_Work request_
Give back every record that follows, exactly as written.

(Data about app and page elements)
>>>>>
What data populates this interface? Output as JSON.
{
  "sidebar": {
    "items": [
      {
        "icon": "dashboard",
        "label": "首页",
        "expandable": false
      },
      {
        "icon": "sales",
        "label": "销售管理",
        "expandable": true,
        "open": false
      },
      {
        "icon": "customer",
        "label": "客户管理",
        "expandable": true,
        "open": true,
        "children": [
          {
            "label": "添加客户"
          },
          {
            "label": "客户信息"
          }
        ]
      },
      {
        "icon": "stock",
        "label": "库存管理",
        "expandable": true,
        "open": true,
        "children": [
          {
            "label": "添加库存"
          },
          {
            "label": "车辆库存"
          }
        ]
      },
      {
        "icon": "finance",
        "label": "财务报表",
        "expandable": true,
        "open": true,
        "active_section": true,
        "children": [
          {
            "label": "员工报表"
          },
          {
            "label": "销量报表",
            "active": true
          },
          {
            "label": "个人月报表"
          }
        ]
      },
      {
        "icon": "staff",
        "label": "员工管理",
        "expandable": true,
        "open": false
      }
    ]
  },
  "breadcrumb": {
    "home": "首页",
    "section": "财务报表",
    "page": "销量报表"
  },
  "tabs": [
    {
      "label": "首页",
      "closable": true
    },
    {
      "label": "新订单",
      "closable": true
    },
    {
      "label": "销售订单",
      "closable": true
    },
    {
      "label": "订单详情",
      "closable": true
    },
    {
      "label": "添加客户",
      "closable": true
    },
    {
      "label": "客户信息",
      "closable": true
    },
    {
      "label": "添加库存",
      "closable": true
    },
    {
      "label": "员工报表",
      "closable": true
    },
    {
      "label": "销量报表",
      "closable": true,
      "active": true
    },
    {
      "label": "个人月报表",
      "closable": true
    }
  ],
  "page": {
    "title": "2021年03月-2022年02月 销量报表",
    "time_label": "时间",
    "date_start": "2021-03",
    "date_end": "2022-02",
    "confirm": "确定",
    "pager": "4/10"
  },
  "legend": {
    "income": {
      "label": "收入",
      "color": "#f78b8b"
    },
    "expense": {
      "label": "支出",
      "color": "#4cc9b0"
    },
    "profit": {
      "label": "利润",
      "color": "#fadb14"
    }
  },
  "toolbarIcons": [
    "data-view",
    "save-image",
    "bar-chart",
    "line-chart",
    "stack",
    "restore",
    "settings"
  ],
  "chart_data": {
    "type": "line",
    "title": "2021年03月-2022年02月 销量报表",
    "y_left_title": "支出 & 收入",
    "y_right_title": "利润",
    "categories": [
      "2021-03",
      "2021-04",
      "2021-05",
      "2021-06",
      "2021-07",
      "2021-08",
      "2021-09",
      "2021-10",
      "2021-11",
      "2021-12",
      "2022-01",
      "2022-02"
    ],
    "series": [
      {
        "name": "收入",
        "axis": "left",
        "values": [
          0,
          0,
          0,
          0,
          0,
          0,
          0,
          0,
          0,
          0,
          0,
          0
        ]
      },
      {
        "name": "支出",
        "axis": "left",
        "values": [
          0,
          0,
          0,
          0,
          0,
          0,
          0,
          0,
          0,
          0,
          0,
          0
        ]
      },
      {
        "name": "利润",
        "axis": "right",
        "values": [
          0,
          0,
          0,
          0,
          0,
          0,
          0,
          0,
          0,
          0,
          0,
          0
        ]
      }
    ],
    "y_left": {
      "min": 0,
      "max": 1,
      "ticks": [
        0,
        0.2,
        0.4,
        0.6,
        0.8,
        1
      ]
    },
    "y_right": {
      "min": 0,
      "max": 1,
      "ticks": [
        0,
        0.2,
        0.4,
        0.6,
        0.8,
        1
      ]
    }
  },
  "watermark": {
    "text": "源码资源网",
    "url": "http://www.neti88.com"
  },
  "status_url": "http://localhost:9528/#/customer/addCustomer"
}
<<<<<
_Task response_
What data populates this interface? Output as JSON.
{
  "sidebar": {
    "items": [
      {
        "icon": "dashboard",
        "label": "首页",
        "expandable": false
      },
      {
        "icon": "sales",
        "label": "销售管理",
        "expandable": true,
        "open": false
      },
      {
        "icon": "customer",
        "label": "客户管理",
        "expandable": true,
        "open": true,
        "children": [
          {
            "label": "添加客户"
          },
          {
            "label": "客户信息"
          }
        ]
      },
      {
        "icon": "stock",
        "label": "库存管理",
        "expandable": true,
        "open": true,
        "children": [
          {
            "label": "添加库存"
          },
          {
            "label": "车辆库存"
          }
        ]
      },
      {
        "icon": "finance",
        "label": "财务报表",
        "expandable": true,
        "open": true,
        "active_section": true,
        "children": [
          {
            "label": "员工报表"
          },
          {
            "label": "销量报表",
            "active": true
          },
          {
            "label": "个人月报表"
          }
        ]
      },
      {
        "icon": "staff",
        "label": "员工管理",
        "expandable": true,
        "open": false
      }
    ]
  },
  "breadcrumb": {
    "home": "首页",
    "section": "财务报表",
    "page": "销量报表"
  },
  "tabs": [
    {
      "label": "首页",
      "closable": true
    },
    {
      "label": "新订单",
      "closable": true
    },
    {
      "label": "销售订单",
      "closable": true
    },
    {
      "label": "订单详情",
      "closable": true
    },
    {
      "label": "添加客户",
      "closable": true
    },
    {
      "label": "客户信息",
      "closable": true
    },
    {
      "label": "添加库存",
      "closable": true
    },
    {
      "label": "员工报表",
      "closable": true
    },
    {
      "label": "销量报表",
      "closable": true,
      "active": true
    },
    {
      "label": "个人月报表",
      "closable": true
    }
  ],
  "page": {
    "title": "2021年03月-2022年02月 销量报表",
    "time_label": "时间",
    "date_start": "2021-03",
    "date_end": "2022-02",
    "confirm": "确定",
    "pager": "4/10"
  },
  "legend": {
    "income": {
      "label": "收入",
      "color": "#f78b8b"
    },
    "expense": {
      "label": "支出",
      "color": "#4cc9b0"
    },
    "profit": {
      "label": "利润",
      "color": "#fadb14"
    }
  },
  "toolbarIcons": [
    "data-view",
    "save-image",
    "bar-chart",
    "line-chart",
    "stack",
    "restore",
    "settings"
  ],
  "chart_data": {
    "type": "line",
    "title": "2021年03月-2022年02月 销量报表",
    "y_left_title": "支出 & 收入",
    "y_right_title": "利润",
    "categories": [
      "2021-03",
      "2021-04",
      "2021-05",
      "2021-06",
      "2021-07",
      "2021-08",
      "2021-09",
      "2021-10",
      "2021-11",
      "2021-12",
      "2022-01",
      "2022-02"
    ],
    "series": [
      {
        "name": "收入",
        "axis": "left",
        "values": [
          0,
          0,
          0,
          0,
          0,
          0,
          0,
          0,
          0,
          0,
          0,
          0
        ]
      },
      {
        "name": "支出",
        "axis": "left",
        "values": [
          0,
          0,
          0,
          0,
          0,
          0,
          0,
          0,
          0,
          0,
          0,
          0
        ]
      },
      {
        "name": "利润",
        "axis": "right",
        "values": [
          0,
          0,
          0,
          0,
          0,
          0,
          0,
          0,
          0,
          0,
          0,
          0
        ]
      }
    ],
    "y_left": {
      "min": 0,
      "max": 1,
      "ticks": [
        0,
        0.2,
        0.4,
        0.6,
        0.8,
        1
      ]
    },
    "y_right": {
      "min": 0,
      "max": 1,
      "ticks": [
        0,
        0.2,
        0.4,
        0.6,
        0.8,
        1
      ]
    }
  },
  "watermark": {
    "text": "源码资源网",
    "url": "http://www.neti88.com"
  },
  "status_url": "http://localhost:9528/#/customer/addCustomer"
}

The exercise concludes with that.